The inflation adjusted chart above uses US Government Consumer Price Index (CPI) data for inflation, Robert Shiller's (Yale University) inflation adjusted Stock Market data after 1928, and Standard and Poor's inflation adjusted data for the S&P 500 after 1999. Dividends are included in all the data. The chart shows that at the end of 2011 our depression era forebears were ahead of contemporary investors, but after 2011 contemporary investors started winning.

Does that mean "Happy Days" are here again?

Happy Days may be here again, but think about this:

During 1945 the market gained 34.13%, excluding inflation, but including dividends.

During 1946 the market lost 8.26%, excluding inflation, but including dividends.

After that, it was straight up (with a few minor corrections) until 1973.

Also, consider the fact that the greatest governmental economic stimulation the world had ever seen began after 1941, but the current round of stimulation is (probably) ending.

It is extremely difficult to predict the future, but my guess is that we are not going to share the good fortune of our depression era forebears anytime soon, but I hope I'm wrong.

We'll see ...

Dividend adjusted returns NOT adjusted for inflation

88.97% Total 16 Year return since 1999 for contemporary investors
4.06% Annual 16 Year return since 1999 for contemporary investors

23.69% Total 16 Year return since 1928 for our depression era forebears
1.34% Annual 16 Year return since 1928 for our depression era forebears

Dividend adjusted returns ALSO adjusted for inflation

34.46% Total 16 Year return since 1999 for contemporary investors
1.87% Annual 16 Year return since 1999 for contemporary investors

18.83% Total 16 Year return since 1928 for our depression era forebears
1.08% Annual 16 Year return since 1928 for our depression era forebears

Data Sources

Robert Shiller of Yale University and author of Irrational Exuberance etc. posted data online that includes S&P Composite Index values, earnings and dividends since 1871. Shiller's S&P Composite Index morphed into the S&P 500 during the 1950s.

I used Shiller's data to show that it took until 1943 to break even if you had bought & held stock at the end of 1928. For example, if you had invested $100,000 in Shiller's S&P Composite Index at the end of 1928, and if you had reinvested your dividends and held thru 1943, then you would have had a profit of $3,087 at the end of 1943 i.e., you would have had a stock portfolio worth $103,087.

That's an annualized return, including dividends, of 0.20% per year over a 15 year period.
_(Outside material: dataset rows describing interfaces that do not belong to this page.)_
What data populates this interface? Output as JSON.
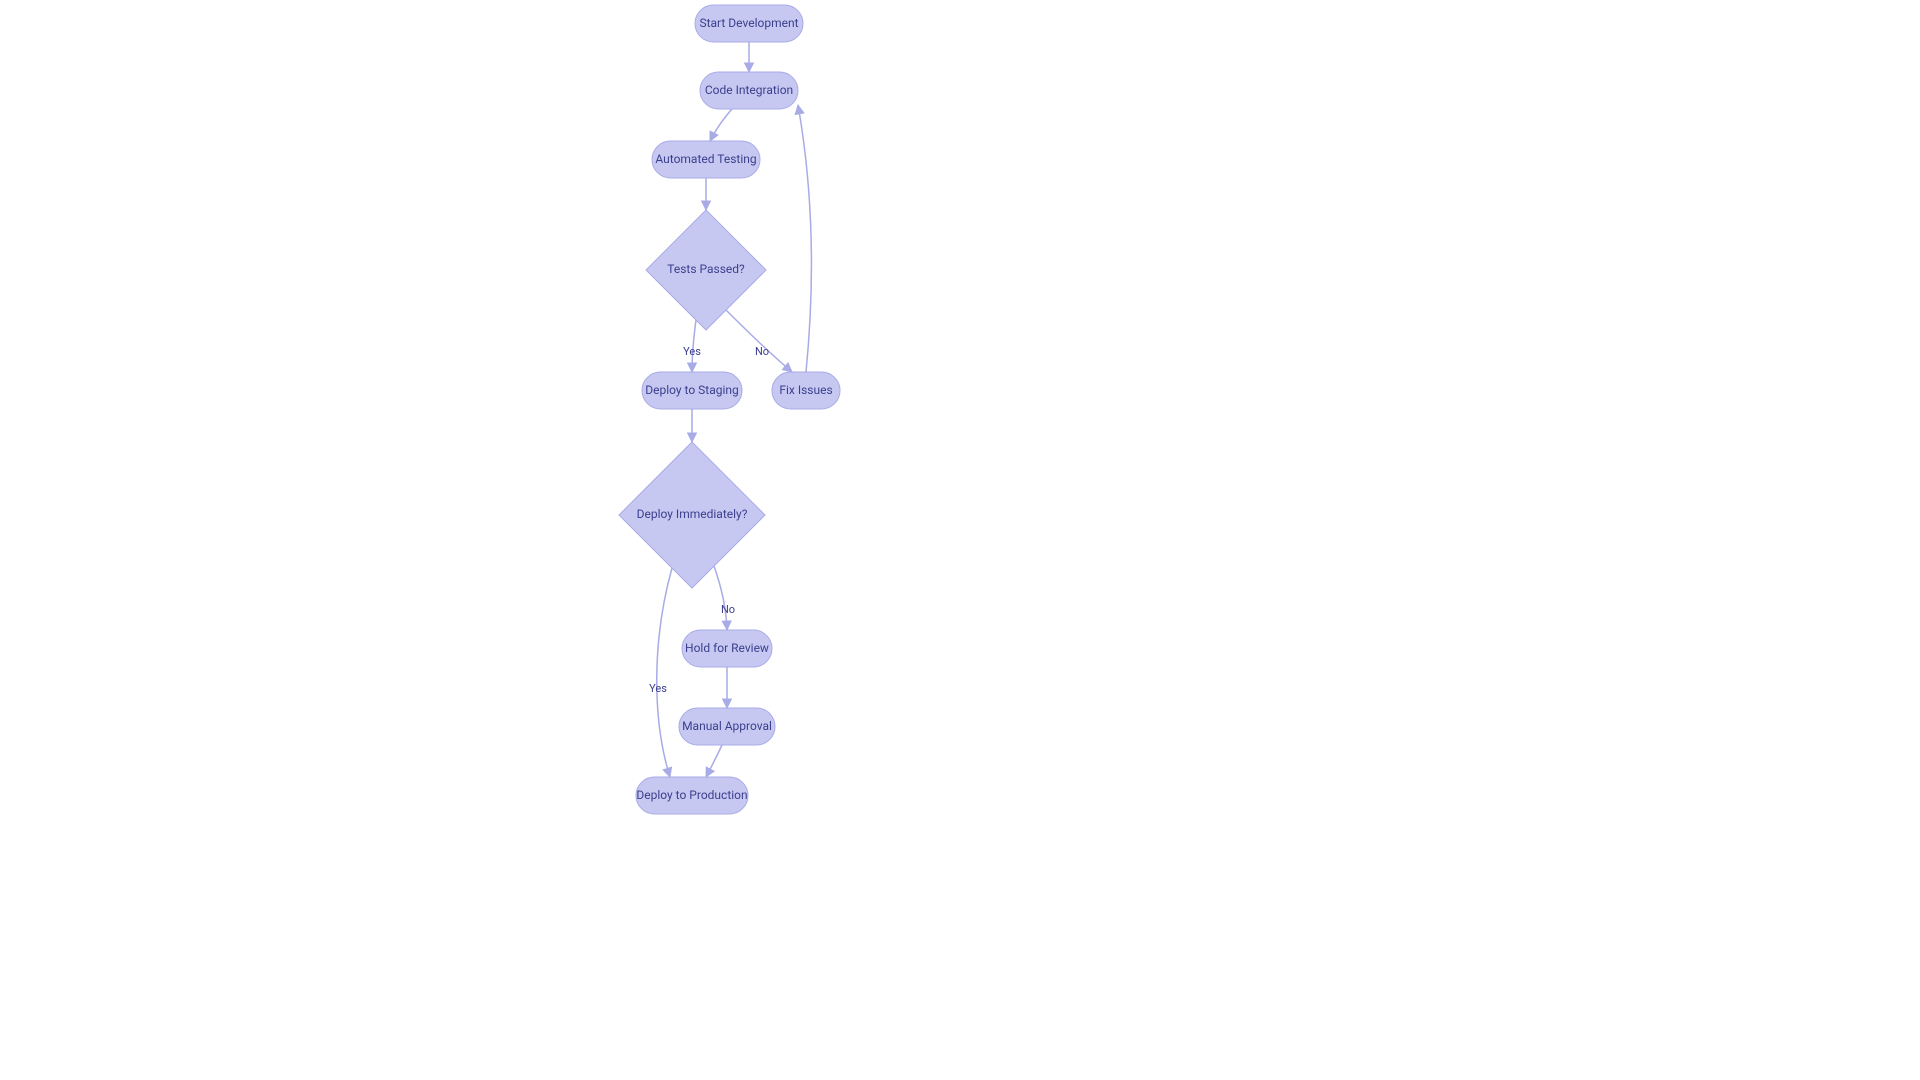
{
  "chart_data": {
    "type": "flowchart",
    "nodes": [
      {
        "id": "start",
        "label": "Start Development",
        "shape": "stadium"
      },
      {
        "id": "integ",
        "label": "Code Integration",
        "shape": "stadium"
      },
      {
        "id": "test",
        "label": "Automated Testing",
        "shape": "stadium"
      },
      {
        "id": "pass",
        "label": "Tests Passed?",
        "shape": "diamond"
      },
      {
        "id": "stage",
        "label": "Deploy to Staging",
        "shape": "stadium"
      },
      {
        "id": "fix",
        "label": "Fix Issues",
        "shape": "stadium"
      },
      {
        "id": "imm",
        "label": "Deploy Immediately?",
        "shape": "diamond"
      },
      {
        "id": "prod",
        "label": "Deploy to Production",
        "shape": "stadium"
      },
      {
        "id": "hold",
        "label": "Hold for Review",
        "shape": "stadium"
      },
      {
        "id": "appr",
        "label": "Manual Approval",
        "shape": "stadium"
      }
    ],
    "edges": [
      {
        "from": "start",
        "to": "integ"
      },
      {
        "from": "integ",
        "to": "test"
      },
      {
        "from": "test",
        "to": "pass"
      },
      {
        "from": "pass",
        "to": "stage",
        "label": "Yes"
      },
      {
        "from": "pass",
        "to": "fix",
        "label": "No"
      },
      {
        "from": "fix",
        "to": "integ"
      },
      {
        "from": "stage",
        "to": "imm"
      },
      {
        "from": "imm",
        "to": "prod",
        "label": "Yes"
      },
      {
        "from": "imm",
        "to": "hold",
        "label": "No"
      },
      {
        "from": "hold",
        "to": "appr"
      },
      {
        "from": "appr",
        "to": "prod"
      }
    ],
    "palette": {
      "node_fill": "#c7c8f2",
      "node_stroke": "#a9abe6",
      "text": "#3a3f8c",
      "edge": "#a9abe6",
      "bg": "#ffffff"
    }
  },
  "labels": {
    "start": "Start Development",
    "integ": "Code Integration",
    "test": "Automated Testing",
    "pass": "Tests Passed?",
    "stage": "Deploy to Staging",
    "fix": "Fix Issues",
    "imm": "Deploy Immediately?",
    "prod": "Deploy to Production",
    "hold": "Hold for Review",
    "appr": "Manual Approval",
    "yes": "Yes",
    "no": "No"
  }
}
That return has not been adjusted for inflation, but TOTAL inflation over the 15 year period after 1928 was only 1.75%. See the Consumer Price Index table below, and compare the inflation of the 1930s and 40s to the inflation after 1999.

Consumer Price Index
Bureau of Labor Statistics
US Department of Labor
http://www.bls.gov/cpi/tables.htm